A couple of weeks before Dick wrote his letter, and after the Baratarian indictments were dropped, Ross left New Orleans in March 1815 for Washington, D.C. to petition Congress with the help of a Congressional friend for the monies from the Barataria raid. The bill for the relief of Ross and Patterson was read for the first time in Congress on April 1816, a month before the sickly Ross died at a relative’s home in Pennsylvania. Jean Laffite went to Washington, too, but not until December 1815, when he wrote a letter to President Madison on Dec. 27 seeking recovery of the raid monies. Madison’s response is unknown, but at that time, he was not in Washington. On Feb. 22, 1817, President Madison signed into law an amended bill supported by Congress that directed the secretary of the treasury to pay Ross and Patterson $50,000 from the proceeds of the Barataria raid.
 We have to ask ourselves who were the pirates in this transaction, and who was the aggrieved property holder.

Tuesday, August 4, 2015

The Argument Against Conscription and Confiscation

It is all well and good to stand for liberty, but if you  cannot fight to defend it, all your pretty words are meaningless. It is all very good to be a hawk in the protection of your country, but if you overlook the liberties you are fighting for in your eagerness to win the fight, then you are ultimately no patriot. It is a rare man who is both good at war and still remembers during the din of battle what he is supposed to be defending.
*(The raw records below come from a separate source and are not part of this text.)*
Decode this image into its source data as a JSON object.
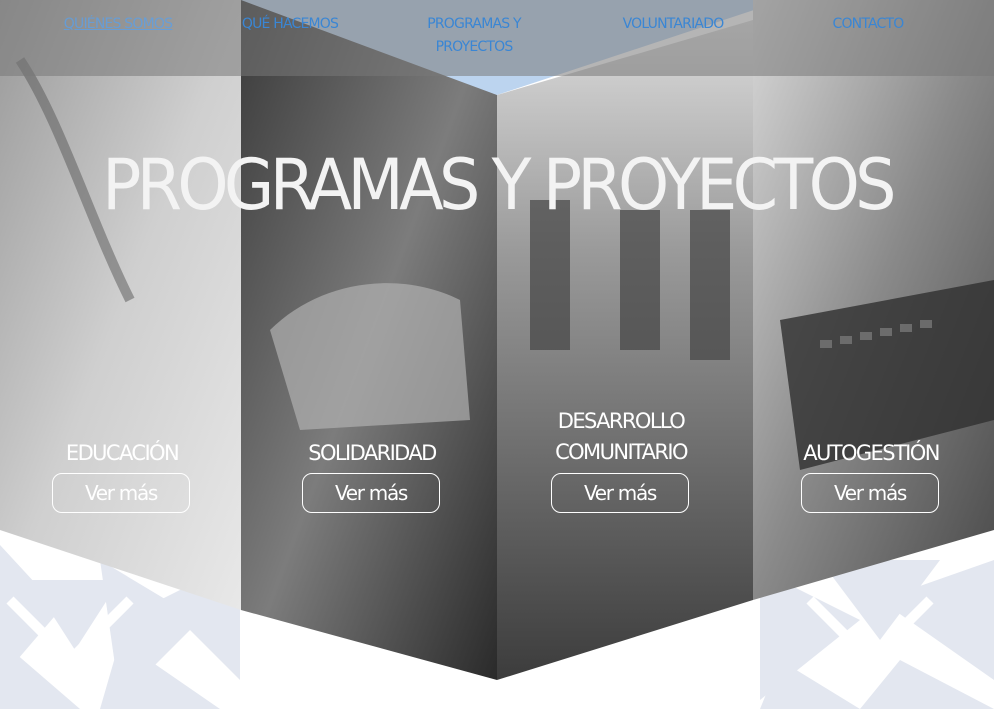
{
  "nav": {
    "items": [
      {
        "label": "QUIÉNES SOMOS"
      },
      {
        "label": "QUÉ HACEMOS"
      },
      {
        "label": "PROGRAMAS Y PROYECTOS"
      },
      {
        "label": "VOLUNTARIADO"
      },
      {
        "label": "CONTACTO"
      }
    ]
  },
  "hero": {
    "title": "PROGRAMAS Y PROYECTOS"
  },
  "categories": [
    {
      "title_line1": "EDUCACIÓN",
      "title_line2": "",
      "button": "Ver más",
      "image": "writing-photo"
    },
    {
      "title_line1": "SOLIDARIDAD",
      "title_line2": "",
      "button": "Ver más",
      "image": "handshake-photo"
    },
    {
      "title_line1": "DESARROLLO",
      "title_line2": "COMUNITARIO",
      "button": "Ver más",
      "image": "people-walking-photo"
    },
    {
      "title_line1": "AUTOGESTIÓN",
      "title_line2": "",
      "button": "Ver más",
      "image": "laptop-photo"
    }
  ],
  "colors": {
    "nav_text": "#3a86d4",
    "nav_bg": "#777777",
    "sky_triangle": "#bcd4ef",
    "pattern": "#dfe4ee"
  }
}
That Joseph Alston, as Governor of South Carolina during the War of 1812, was not a great leader of men is true. When he called up the militia, they came, but they refused to follow his orders, and eventually went home. And when he wanted to court martial their leaders, he was thwarted by a writ of habeas corpus that required him to let the men go.

Now, a charismatic man like Andrew Jackson would not have stood for that. He would have declared martial law, incarcerated the judge, put away any journalists who spoke up against his tyrannical actions, and created an armed camp out of the city he was visiting.

Though Alston was no great hero, and there is much to criticize in his handling of the war, he at least recognized the rule of law. Jackson was a good military leader, but he did not live by the rule of law, and so ultimately his actions served to undermine the constitution for which he should have been fighting.

Today, people on either side of the left/right divide argue about when it is necessary to force people at the point of the gun to contribute to the war effort, either through conscription or through taxation. But there is one great American hero from the War of 1812 who was in favor of neither: Jean Laffite.

Jean Laffite did not merely volunteer to fight for America and bring along with him many other volunteers that fought in the Battle of New Orleans. He also supplied artillery, gunpowder and flints without which the battle could not be won.

A real American, one who fights for our liberty, does so at his own expense and not by sacrificing the freedom of others. He obeys the constitution and respects the rights of others to their property and their persons. But he does disregard unconstitutional laws that result in confiscation and conscription. Because if the only way to save the country is to jettison the constitution, what is the point in fighting at all?